Paul Sellers for a simple sharpening grip for a spokeshave blade.
It uses the spokeshave's own cap iron to hold the blade firm while it's being sharpened, and the length of the wooden grip gives me much more control and power than I can achieve with my fingers alone.
The body of this grip is an off-cut of laminated bamboo, but just about any wood would do. The little brass locating lugs are a pair of brass screws with the heads cut off. The cap iron screw is a 25mm pan-head No.10 screw with its point ground off. The front end of the grip is bevelled at 25°, leaving about a millimetre thickness in the front and with its heel rounded off. The but-end is rounded and bevelled for more comfort in the hand.
It only took about ten or fifteen minutes to make this little thing, and it's improved and eased spokeshave sharpening enormously.
Friday, April 28, 2017
Saturday, April 22, 2017
To ameliorate the problem, I knocked together this little dice tray. It's about 180x200mm with an oak frame and a cork inner, flat enough to make dice like the d24 readable and soft enough not to knock the corners off them. It's compact enough to not take up too much table space, but large enough to allow reasonable freedom in rolling the dice, and the frame is deep enough to keep them in (as long as you don't get too enthusiastic with your throwing) while being low enough to see them clearly from any angle. The feet aren't really necessary, but they're decorative and I had them hanging around, so why not make use of them?

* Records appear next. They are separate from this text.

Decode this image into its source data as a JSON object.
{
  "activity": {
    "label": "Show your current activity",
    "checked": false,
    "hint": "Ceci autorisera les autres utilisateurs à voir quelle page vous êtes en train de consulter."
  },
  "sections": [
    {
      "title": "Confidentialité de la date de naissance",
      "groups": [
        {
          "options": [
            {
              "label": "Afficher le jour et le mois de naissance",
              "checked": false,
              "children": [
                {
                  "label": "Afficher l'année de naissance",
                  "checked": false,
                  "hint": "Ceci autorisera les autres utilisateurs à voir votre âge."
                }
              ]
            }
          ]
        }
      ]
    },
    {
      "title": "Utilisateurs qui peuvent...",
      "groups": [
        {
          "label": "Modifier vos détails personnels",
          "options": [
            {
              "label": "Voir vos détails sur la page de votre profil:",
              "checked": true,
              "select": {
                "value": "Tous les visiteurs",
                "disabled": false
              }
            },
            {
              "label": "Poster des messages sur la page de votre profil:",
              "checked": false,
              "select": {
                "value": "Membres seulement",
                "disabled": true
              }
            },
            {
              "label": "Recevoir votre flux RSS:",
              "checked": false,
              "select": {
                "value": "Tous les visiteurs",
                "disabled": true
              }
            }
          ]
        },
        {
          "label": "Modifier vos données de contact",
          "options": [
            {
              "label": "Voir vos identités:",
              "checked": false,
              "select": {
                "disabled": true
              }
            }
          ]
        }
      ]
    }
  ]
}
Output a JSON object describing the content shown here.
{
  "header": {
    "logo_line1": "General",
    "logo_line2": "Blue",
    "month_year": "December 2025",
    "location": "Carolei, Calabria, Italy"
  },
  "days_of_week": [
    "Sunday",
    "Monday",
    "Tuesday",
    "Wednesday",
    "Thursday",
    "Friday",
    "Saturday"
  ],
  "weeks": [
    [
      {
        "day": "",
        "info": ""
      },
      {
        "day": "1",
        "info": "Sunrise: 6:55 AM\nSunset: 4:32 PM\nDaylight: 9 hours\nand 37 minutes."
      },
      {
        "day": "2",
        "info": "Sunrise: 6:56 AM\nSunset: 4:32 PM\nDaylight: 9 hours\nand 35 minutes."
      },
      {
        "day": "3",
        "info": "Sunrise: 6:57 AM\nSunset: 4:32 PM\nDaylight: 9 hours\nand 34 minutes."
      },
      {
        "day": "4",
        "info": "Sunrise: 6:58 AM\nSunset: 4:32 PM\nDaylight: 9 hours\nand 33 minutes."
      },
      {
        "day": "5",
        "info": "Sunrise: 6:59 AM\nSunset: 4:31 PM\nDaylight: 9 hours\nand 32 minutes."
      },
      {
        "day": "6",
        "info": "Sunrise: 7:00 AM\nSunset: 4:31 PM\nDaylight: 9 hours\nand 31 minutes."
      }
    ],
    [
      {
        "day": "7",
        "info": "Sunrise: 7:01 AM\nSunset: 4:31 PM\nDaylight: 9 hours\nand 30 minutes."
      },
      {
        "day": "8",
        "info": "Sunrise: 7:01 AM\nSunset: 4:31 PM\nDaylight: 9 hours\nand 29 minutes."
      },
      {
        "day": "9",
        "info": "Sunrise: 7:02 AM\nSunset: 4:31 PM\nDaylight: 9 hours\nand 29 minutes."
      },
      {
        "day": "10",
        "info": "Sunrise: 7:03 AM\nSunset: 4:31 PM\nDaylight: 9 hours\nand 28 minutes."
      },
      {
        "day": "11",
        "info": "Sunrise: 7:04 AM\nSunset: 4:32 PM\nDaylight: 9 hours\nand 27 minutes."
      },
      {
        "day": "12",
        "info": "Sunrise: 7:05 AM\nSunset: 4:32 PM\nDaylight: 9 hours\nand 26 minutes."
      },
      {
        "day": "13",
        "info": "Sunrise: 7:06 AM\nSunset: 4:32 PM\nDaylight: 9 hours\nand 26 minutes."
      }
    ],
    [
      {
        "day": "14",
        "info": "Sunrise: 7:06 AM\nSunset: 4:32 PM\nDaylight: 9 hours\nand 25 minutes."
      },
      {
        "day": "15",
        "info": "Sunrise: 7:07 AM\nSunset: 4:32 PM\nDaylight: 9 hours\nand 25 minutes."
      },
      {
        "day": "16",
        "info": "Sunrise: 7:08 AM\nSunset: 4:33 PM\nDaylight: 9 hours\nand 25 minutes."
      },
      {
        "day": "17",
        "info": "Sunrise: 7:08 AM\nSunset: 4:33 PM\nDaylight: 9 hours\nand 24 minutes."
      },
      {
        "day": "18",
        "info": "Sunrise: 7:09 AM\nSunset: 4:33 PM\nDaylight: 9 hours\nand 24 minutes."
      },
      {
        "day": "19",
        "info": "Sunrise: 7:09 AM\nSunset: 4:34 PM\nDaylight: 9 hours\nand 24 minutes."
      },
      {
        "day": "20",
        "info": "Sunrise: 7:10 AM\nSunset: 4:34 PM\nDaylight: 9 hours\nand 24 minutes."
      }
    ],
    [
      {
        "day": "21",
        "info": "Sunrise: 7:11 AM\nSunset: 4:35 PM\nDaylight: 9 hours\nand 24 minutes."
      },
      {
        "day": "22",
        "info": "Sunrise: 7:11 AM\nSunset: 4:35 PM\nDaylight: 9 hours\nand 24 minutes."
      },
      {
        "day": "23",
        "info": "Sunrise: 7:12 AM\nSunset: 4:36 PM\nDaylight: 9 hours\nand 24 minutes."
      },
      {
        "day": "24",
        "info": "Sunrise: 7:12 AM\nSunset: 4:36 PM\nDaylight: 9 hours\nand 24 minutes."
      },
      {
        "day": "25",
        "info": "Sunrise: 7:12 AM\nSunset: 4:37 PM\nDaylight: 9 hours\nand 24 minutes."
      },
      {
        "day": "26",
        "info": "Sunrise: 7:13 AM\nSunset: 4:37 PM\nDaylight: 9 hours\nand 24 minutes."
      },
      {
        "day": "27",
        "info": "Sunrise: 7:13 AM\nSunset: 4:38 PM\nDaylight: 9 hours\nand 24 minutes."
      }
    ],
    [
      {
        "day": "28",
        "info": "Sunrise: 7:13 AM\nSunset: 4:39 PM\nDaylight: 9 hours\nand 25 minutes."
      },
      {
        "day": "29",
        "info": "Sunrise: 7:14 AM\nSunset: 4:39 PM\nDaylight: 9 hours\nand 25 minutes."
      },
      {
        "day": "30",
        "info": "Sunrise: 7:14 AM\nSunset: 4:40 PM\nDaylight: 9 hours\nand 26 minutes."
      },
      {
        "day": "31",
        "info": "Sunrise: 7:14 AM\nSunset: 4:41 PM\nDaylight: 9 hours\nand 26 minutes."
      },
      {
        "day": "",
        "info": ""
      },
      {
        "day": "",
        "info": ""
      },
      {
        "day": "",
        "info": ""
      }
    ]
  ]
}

Monday, April 10, 2017
Thursday, April 6, 2017
It makes the creation of kaleidoscopic mandala images like this one very simple, but I don't really see much use for it other than that. Still, it's a fun toy as far as it goes.
Sunday, April 2, 2017
I was originally going to make it out of 12mm untreated pine plywood, but for some unfathomable reason Bunnings doesn't have any in stock. They did have some 16mm laminated bamboo boards though, so I thought I'd give that material a go and see how it is to work with. The individual shelves are just 7mm ply that slide into housings in the walls of the bamboo shell.
This is by no means a complex construction job, and I haven't attempted any dovetail joinery or the like; I tend to suspect the bamboo laminate wouldn't particularly suit that sort of thing. However, it cut, routed and planed easily and cleanly. I think it would be quite unforgiving of tools that aren't absolutely sharp; being bamboo, the long fibres are quite tough and stringy, and if they're not cut cleanly they'll tear. Likewise, the arras needs to be taken off the edges or else the fibres will start to fray and tear away from them in use.
It's quite a heavy material, a lot heavier than pine or birch plywood of equivalent thickness. The laminations are a lot thicker than traditional wood ply too, which I rather like — I find the porous-looking end grain quite attractive. So far I've just oiled the inside and the top and bottom, and the oiled colour is quite attractive. I don't know how well it would accept stain, but my gut says it should be OK. I have no idea about its stability versus warping or cupping; in a piece of this size and conformation that's unlikely to be an issue in any case, and laminated materials, in my experience, are fairly reliable as far as that goes.
I'd say that so far I like it as a construction material. It's not especially expensive, and from what I hear it's pretty hard-wearing (I think it's used as flooring) so it would probably work well as desktops and the like.
Next Day...Well, here's the finished article.
It just needs time for the oil to dry and then I can fill it up with hard drives.
In retrospect, I'm thinking that maybe I should have stained the shelves, but I think I can live with them as they are.